- The Saddest Tory
Ford Madox Ford has always been a shifting, elusive figure in the modernist group photo, difficult to take in at a glance. His centrality to Anglo-American modernism as novelist, critic, poet, and editor is not in doubt, but the multiplicity of his roles, the generic heterogeneity of his oeuvre, and the very longevity of his involvement with the modern movement have made him harder to categorize and evaluate than other figures of comparable eminence. In recent years, and especially since the publication of Max Saunders’s definitive biography in 1996, the terrain vague of Ford’s eclectic literary persona has been redeveloped as a happy hunting ground for the new modernist studies, with his activities as, for example, impressionist sociologist and wartime propagandist coming to join his editorship of the English Review and the transatlantic review as key quadrants in the enlarged map of modernism.1 Ford’s tetralogy about the First World War and its epiphenomena, described by William Carlos Williams as “the English prose masterpiece of their time,” is by no means uncharted territory in the same sense, either for scholars or for readers.2 But it has never existed before in a corrected [End Page 799] and annotated text, and Carcanet’s excellent four-volume edition paves the way for a new wave of reconsiderations of Ford’s postwar masterpiece.
This edition gives the reader of Parade’s End numerous advantages she has not previously enjoyed. At once the most obvious and the most easily overlooked of these is the division of the series into four separate volumes. This is of course how the novels were originally published between 1924 and 1928, but they have not been in print separately since 1948, so most contemporary readers will have ploughed through a single-volume omnibus edition as I did. Convenient in some ways, these editions omit Ford’s interesting dedicatory letters to each book and tend to obscure the formal autonomy of the individual novels, which were always designed to work as stand-alone units (unlike, for example, the volumes that make up In Search of Lost Time). The Carcanet edition also gives new options to undergraduate course designers wishing to represent the Tietjens novels on a syllabus without assigning the whole tetralogy.

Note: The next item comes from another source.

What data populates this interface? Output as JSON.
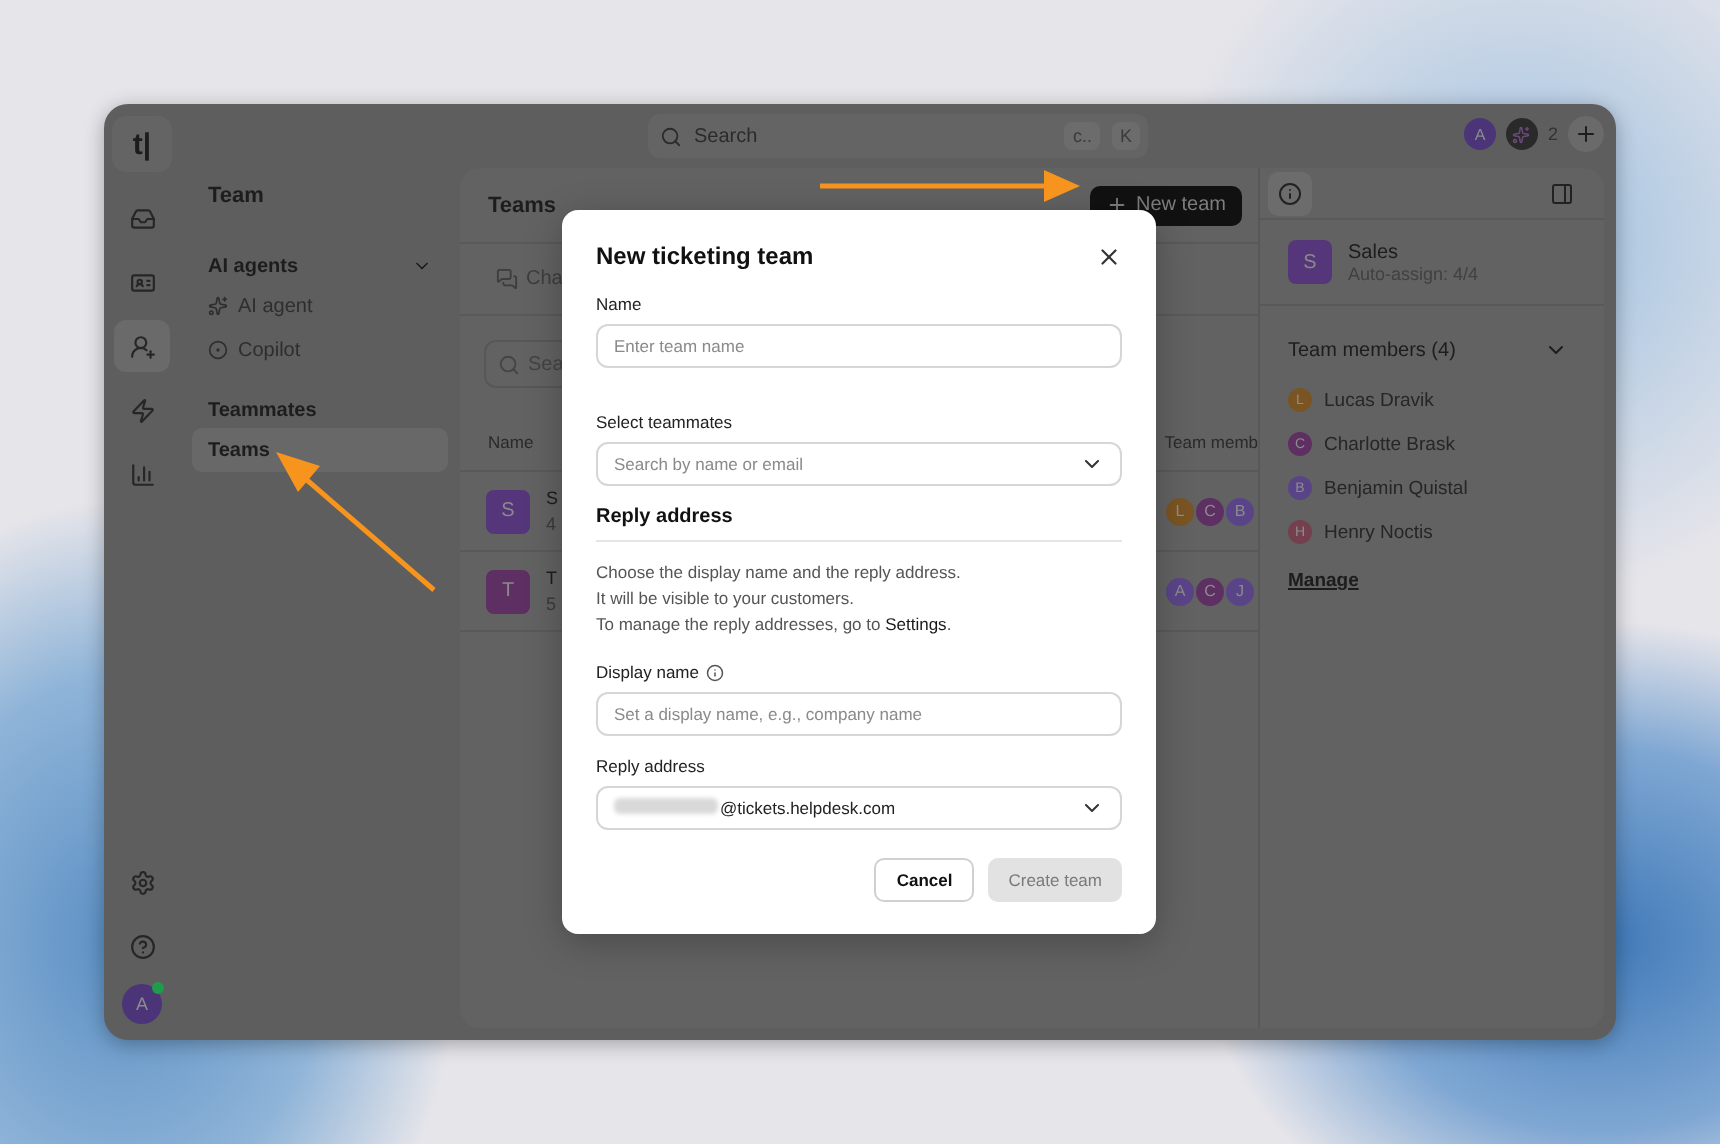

The new edition was set in motion when one of the four editors, Joseph Wiesenfarth, was alerted by a colleague that the Hemingway papers at the John Fitzgerald Kennedy Library in Boston appeared to contain a Ford manuscript. This document turned out to be a previously unknown typescript of No More Parades (1925), completing the set of one surviving manuscript per volume (in the author’s hand in the case of Some Do Not. . ., typed with autograph revisions for the other three volumes). In the absence of witnesses other than these manuscripts, the editors have taken the UK first edition as the copy text, intervening in the case of unambiguous errors and where the manuscript can be taken with reasonable certainty to be a better reflection of Ford’s intention. The selective textual notes signal alterations to the copy text as well as commenting on significant revisions and deletions made in the manuscript, shedding light on Ford’s habits of composition. For the less assiduous reader, useful summaries of these habits and of the artistic significance of certain revisions are provided in the introductions, drawing attention to, for example, instances where Ford went back and amplified the novel’s thematic matrix with handwritten additions.3 This textual apparatus is complemented by admirably comprehensive informational notes, elucidating Ford’s prolific biblical, classical, historical, literary, and topical allusions, decoding Edwardian slang and regional dialects, glossing recondite vocabulary, and pointing out...